The implementation of the PRECeDI recommendations will benefit citizens, patients, healthcare professionals, healthcare authorities and industry and ultimately seek to contribute to better health for Europe’s citizens. The PRECeDI project, in fact, is fundamental since that public health professionals may play different roles translation of genomics research into health benefits. First, they may act as the “honest brokers” responsible for evaluating the effectiveness of genomic applications, preventing potential harm and unnecessary health care expenditure through premature use. They may use genomics tools to evaluate the health impact of public health interventions on different subsets of the population. Most importantly, public health professionals can contribute to modelling and evaluating the implementation of evidence based genomic applications. In this regard, among the priorities of the public health genomics movement, there is the assurance of an adequate public health capacity on genomics. Moreover, despite the prominence of frontline research, the vast majority of potential genetic/genomic applications (tests or interventions) have not yet been implemented into clinical practice; indeed, it is estimated that not more than 3% of published research focuses on the translation from experimental genetic/genomic applications to evidence-based guidelines and health care practice. Thus, this “implementation research” receives relatively little attention, with few genetic and genomic applications actively considered for introduction into clinical practice. One barrier to such implementation is a lack of appreciation of the cost-benefit of new testing regimes, particularly pertinent nowadays, when health care systems are under financial pressure. Therefore, economic evaluations of candidate technologies are essential for clinicians and public health officials when deciding which genetic tests to introduce, how to manage carriers and non-carriers, and how to assess the impact of testing on health-related quality of life. In fact, economic analysis allows one to collect and integrate all relevant factors linked to genetic testing (prevalence of disease and mutation, specificity and sensitivity of the test, association between genotype and phenotype, efficacy of interventions in preventing disease) and to estimate the benefits and costs of an entire health care program, beginning with the characteristics of a target population and continuing with preventive surveillance, prophylactic treatments and consequent follow-up.

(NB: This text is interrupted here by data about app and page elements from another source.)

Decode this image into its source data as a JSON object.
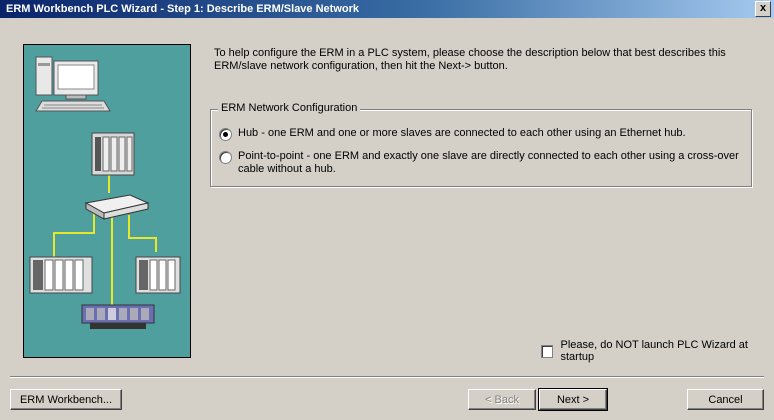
{
  "window": {
    "title": "ERM Workbench PLC Wizard - Step 1: Describe ERM/Slave Network",
    "close_label": "x"
  },
  "main": {
    "instructions": "To help configure the ERM in a PLC system, please choose the description below that best describes this ERM/slave network configuration, then hit the Next-> button.",
    "group_title": "ERM Network Configuration",
    "options": [
      {
        "label": "Hub - one ERM and one or more slaves are connected to each other using an Ethernet hub.",
        "selected": true
      },
      {
        "label": "Point-to-point - one ERM and exactly one slave are directly connected to each other using a cross-over cable without a hub.",
        "selected": false
      }
    ],
    "startup_checkbox": {
      "label": "Please, do NOT launch PLC Wizard at startup",
      "checked": false
    }
  },
  "footer": {
    "workbench_label": "ERM Workbench...",
    "back_label": "< Back",
    "next_label": "Next >",
    "cancel_label": "Cancel"
  },
  "colors": {
    "title_bar": "#0a246a",
    "image_background": "#4f9f9f",
    "cable": "#e8e82a",
    "dialog_face": "#d4d0c8"
  }
}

The European Commission recognized how the project accomplished to involve healthcare professionals, authorities, and researchers. For this reason, the PRECeDI Project is reported as an example of the most recent successful stories from EU Research in the European Commission website on the page dedicated to Research and Innovation Projects -Successful Stories (http://ec.europa.eu/research/infocentre/article_en.cfm?artid=49872).
PRECeDI logo
Kick Off meeting Rome 2015
Final Conference Bruxelles November 2018